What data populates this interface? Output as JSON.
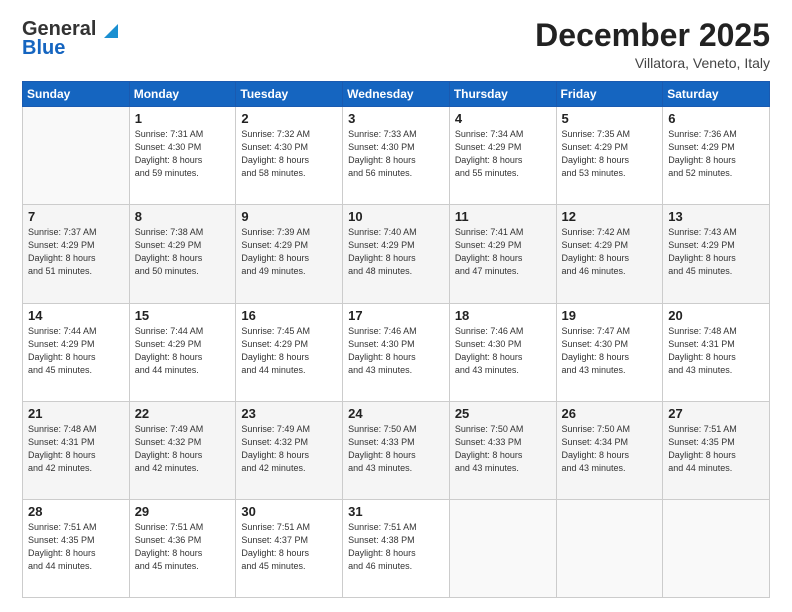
{
  "header": {
    "logo_line1": "General",
    "logo_line2": "Blue",
    "month": "December 2025",
    "location": "Villatora, Veneto, Italy"
  },
  "days_of_week": [
    "Sunday",
    "Monday",
    "Tuesday",
    "Wednesday",
    "Thursday",
    "Friday",
    "Saturday"
  ],
  "weeks": [
    [
      {
        "day": "",
        "info": ""
      },
      {
        "day": "1",
        "info": "Sunrise: 7:31 AM\nSunset: 4:30 PM\nDaylight: 8 hours\nand 59 minutes."
      },
      {
        "day": "2",
        "info": "Sunrise: 7:32 AM\nSunset: 4:30 PM\nDaylight: 8 hours\nand 58 minutes."
      },
      {
        "day": "3",
        "info": "Sunrise: 7:33 AM\nSunset: 4:30 PM\nDaylight: 8 hours\nand 56 minutes."
      },
      {
        "day": "4",
        "info": "Sunrise: 7:34 AM\nSunset: 4:29 PM\nDaylight: 8 hours\nand 55 minutes."
      },
      {
        "day": "5",
        "info": "Sunrise: 7:35 AM\nSunset: 4:29 PM\nDaylight: 8 hours\nand 53 minutes."
      },
      {
        "day": "6",
        "info": "Sunrise: 7:36 AM\nSunset: 4:29 PM\nDaylight: 8 hours\nand 52 minutes."
      }
    ],
    [
      {
        "day": "7",
        "info": "Sunrise: 7:37 AM\nSunset: 4:29 PM\nDaylight: 8 hours\nand 51 minutes."
      },
      {
        "day": "8",
        "info": "Sunrise: 7:38 AM\nSunset: 4:29 PM\nDaylight: 8 hours\nand 50 minutes."
      },
      {
        "day": "9",
        "info": "Sunrise: 7:39 AM\nSunset: 4:29 PM\nDaylight: 8 hours\nand 49 minutes."
      },
      {
        "day": "10",
        "info": "Sunrise: 7:40 AM\nSunset: 4:29 PM\nDaylight: 8 hours\nand 48 minutes."
      },
      {
        "day": "11",
        "info": "Sunrise: 7:41 AM\nSunset: 4:29 PM\nDaylight: 8 hours\nand 47 minutes."
      },
      {
        "day": "12",
        "info": "Sunrise: 7:42 AM\nSunset: 4:29 PM\nDaylight: 8 hours\nand 46 minutes."
      },
      {
        "day": "13",
        "info": "Sunrise: 7:43 AM\nSunset: 4:29 PM\nDaylight: 8 hours\nand 45 minutes."
      }
    ],
    [
      {
        "day": "14",
        "info": "Sunrise: 7:44 AM\nSunset: 4:29 PM\nDaylight: 8 hours\nand 45 minutes."
      },
      {
        "day": "15",
        "info": "Sunrise: 7:44 AM\nSunset: 4:29 PM\nDaylight: 8 hours\nand 44 minutes."
      },
      {
        "day": "16",
        "info": "Sunrise: 7:45 AM\nSunset: 4:29 PM\nDaylight: 8 hours\nand 44 minutes."
      },
      {
        "day": "17",
        "info": "Sunrise: 7:46 AM\nSunset: 4:30 PM\nDaylight: 8 hours\nand 43 minutes."
      },
      {
        "day": "18",
        "info": "Sunrise: 7:46 AM\nSunset: 4:30 PM\nDaylight: 8 hours\nand 43 minutes."
      },
      {
        "day": "19",
        "info": "Sunrise: 7:47 AM\nSunset: 4:30 PM\nDaylight: 8 hours\nand 43 minutes."
      },
      {
        "day": "20",
        "info": "Sunrise: 7:48 AM\nSunset: 4:31 PM\nDaylight: 8 hours\nand 43 minutes."
      }
    ],
    [
      {
        "day": "21",
        "info": "Sunrise: 7:48 AM\nSunset: 4:31 PM\nDaylight: 8 hours\nand 42 minutes."
      },
      {
        "day": "22",
        "info": "Sunrise: 7:49 AM\nSunset: 4:32 PM\nDaylight: 8 hours\nand 42 minutes."
      },
      {
        "day": "23",
        "info": "Sunrise: 7:49 AM\nSunset: 4:32 PM\nDaylight: 8 hours\nand 42 minutes."
      },
      {
        "day": "24",
        "info": "Sunrise: 7:50 AM\nSunset: 4:33 PM\nDaylight: 8 hours\nand 43 minutes."
      },
      {
        "day": "25",
        "info": "Sunrise: 7:50 AM\nSunset: 4:33 PM\nDaylight: 8 hours\nand 43 minutes."
      },
      {
        "day": "26",
        "info": "Sunrise: 7:50 AM\nSunset: 4:34 PM\nDaylight: 8 hours\nand 43 minutes."
      },
      {
        "day": "27",
        "info": "Sunrise: 7:51 AM\nSunset: 4:35 PM\nDaylight: 8 hours\nand 44 minutes."
      }
    ],
    [
      {
        "day": "28",
        "info": "Sunrise: 7:51 AM\nSunset: 4:35 PM\nDaylight: 8 hours\nand 44 minutes."
      },
      {
        "day": "29",
        "info": "Sunrise: 7:51 AM\nSunset: 4:36 PM\nDaylight: 8 hours\nand 45 minutes."
      },
      {
        "day": "30",
        "info": "Sunrise: 7:51 AM\nSunset: 4:37 PM\nDaylight: 8 hours\nand 45 minutes."
      },
      {
        "day": "31",
        "info": "Sunrise: 7:51 AM\nSunset: 4:38 PM\nDaylight: 8 hours\nand 46 minutes."
      },
      {
        "day": "",
        "info": ""
      },
      {
        "day": "",
        "info": ""
      },
      {
        "day": "",
        "info": ""
      }
    ]
  ]
}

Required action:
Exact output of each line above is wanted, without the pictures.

Answer space:
What data populates this interface? Output as JSON.
{
  "header": {
    "logo_line1": "General",
    "logo_line2": "Blue",
    "month": "December 2025",
    "location": "Villatora, Veneto, Italy"
  },
  "days_of_week": [
    "Sunday",
    "Monday",
    "Tuesday",
    "Wednesday",
    "Thursday",
    "Friday",
    "Saturday"
  ],
  "weeks": [
    [
      {
        "day": "",
        "info": ""
      },
      {
        "day": "1",
        "info": "Sunrise: 7:31 AM\nSunset: 4:30 PM\nDaylight: 8 hours\nand 59 minutes."
      },
      {
        "day": "2",
        "info": "Sunrise: 7:32 AM\nSunset: 4:30 PM\nDaylight: 8 hours\nand 58 minutes."
      },
      {
        "day": "3",
        "info": "Sunrise: 7:33 AM\nSunset: 4:30 PM\nDaylight: 8 hours\nand 56 minutes."
      },
      {
        "day": "4",
        "info": "Sunrise: 7:34 AM\nSunset: 4:29 PM\nDaylight: 8 hours\nand 55 minutes."
      },
      {
        "day": "5",
        "info": "Sunrise: 7:35 AM\nSunset: 4:29 PM\nDaylight: 8 hours\nand 53 minutes."
      },
      {
        "day": "6",
        "info": "Sunrise: 7:36 AM\nSunset: 4:29 PM\nDaylight: 8 hours\nand 52 minutes."
      }
    ],
    [
      {
        "day": "7",
        "info": "Sunrise: 7:37 AM\nSunset: 4:29 PM\nDaylight: 8 hours\nand 51 minutes."
      },
      {
        "day": "8",
        "info": "Sunrise: 7:38 AM\nSunset: 4:29 PM\nDaylight: 8 hours\nand 50 minutes."
      },
      {
        "day": "9",
        "info": "Sunrise: 7:39 AM\nSunset: 4:29 PM\nDaylight: 8 hours\nand 49 minutes."
      },
      {
        "day": "10",
        "info": "Sunrise: 7:40 AM\nSunset: 4:29 PM\nDaylight: 8 hours\nand 48 minutes."
      },
      {
        "day": "11",
        "info": "Sunrise: 7:41 AM\nSunset: 4:29 PM\nDaylight: 8 hours\nand 47 minutes."
      },
      {
        "day": "12",
        "info": "Sunrise: 7:42 AM\nSunset: 4:29 PM\nDaylight: 8 hours\nand 46 minutes."
      },
      {
        "day": "13",
        "info": "Sunrise: 7:43 AM\nSunset: 4:29 PM\nDaylight: 8 hours\nand 45 minutes."
      }
    ],
    [
      {
        "day": "14",
        "info": "Sunrise: 7:44 AM\nSunset: 4:29 PM\nDaylight: 8 hours\nand 45 minutes."
      },
      {
        "day": "15",
        "info": "Sunrise: 7:44 AM\nSunset: 4:29 PM\nDaylight: 8 hours\nand 44 minutes."
      },
      {
        "day": "16",
        "info": "Sunrise: 7:45 AM\nSunset: 4:29 PM\nDaylight: 8 hours\nand 44 minutes."
      },
      {
        "day": "17",
        "info": "Sunrise: 7:46 AM\nSunset: 4:30 PM\nDaylight: 8 hours\nand 43 minutes."
      },
      {
        "day": "18",
        "info": "Sunrise: 7:46 AM\nSunset: 4:30 PM\nDaylight: 8 hours\nand 43 minutes."
      },
      {
        "day": "19",
        "info": "Sunrise: 7:47 AM\nSunset: 4:30 PM\nDaylight: 8 hours\nand 43 minutes."
      },
      {
        "day": "20",
        "info": "Sunrise: 7:48 AM\nSunset: 4:31 PM\nDaylight: 8 hours\nand 43 minutes."
      }
    ],
    [
      {
        "day": "21",
        "info": "Sunrise: 7:48 AM\nSunset: 4:31 PM\nDaylight: 8 hours\nand 42 minutes."
      },
      {
        "day": "22",
        "info": "Sunrise: 7:49 AM\nSunset: 4:32 PM\nDaylight: 8 hours\nand 42 minutes."
      },
      {
        "day": "23",
        "info": "Sunrise: 7:49 AM\nSunset: 4:32 PM\nDaylight: 8 hours\nand 42 minutes."
      },
      {
        "day": "24",
        "info": "Sunrise: 7:50 AM\nSunset: 4:33 PM\nDaylight: 8 hours\nand 43 minutes."
      },
      {
        "day": "25",
        "info": "Sunrise: 7:50 AM\nSunset: 4:33 PM\nDaylight: 8 hours\nand 43 minutes."
      },
      {
        "day": "26",
        "info": "Sunrise: 7:50 AM\nSunset: 4:34 PM\nDaylight: 8 hours\nand 43 minutes."
      },
      {
        "day": "27",
        "info": "Sunrise: 7:51 AM\nSunset: 4:35 PM\nDaylight: 8 hours\nand 44 minutes."
      }
    ],
    [
      {
        "day": "28",
        "info": "Sunrise: 7:51 AM\nSunset: 4:35 PM\nDaylight: 8 hours\nand 44 minutes."
      },
      {
        "day": "29",
        "info": "Sunrise: 7:51 AM\nSunset: 4:36 PM\nDaylight: 8 hours\nand 45 minutes."
      },
      {
        "day": "30",
        "info": "Sunrise: 7:51 AM\nSunset: 4:37 PM\nDaylight: 8 hours\nand 45 minutes."
      },
      {
        "day": "31",
        "info": "Sunrise: 7:51 AM\nSunset: 4:38 PM\nDaylight: 8 hours\nand 46 minutes."
      },
      {
        "day": "",
        "info": ""
      },
      {
        "day": "",
        "info": ""
      },
      {
        "day": "",
        "info": ""
      }
    ]
  ]
}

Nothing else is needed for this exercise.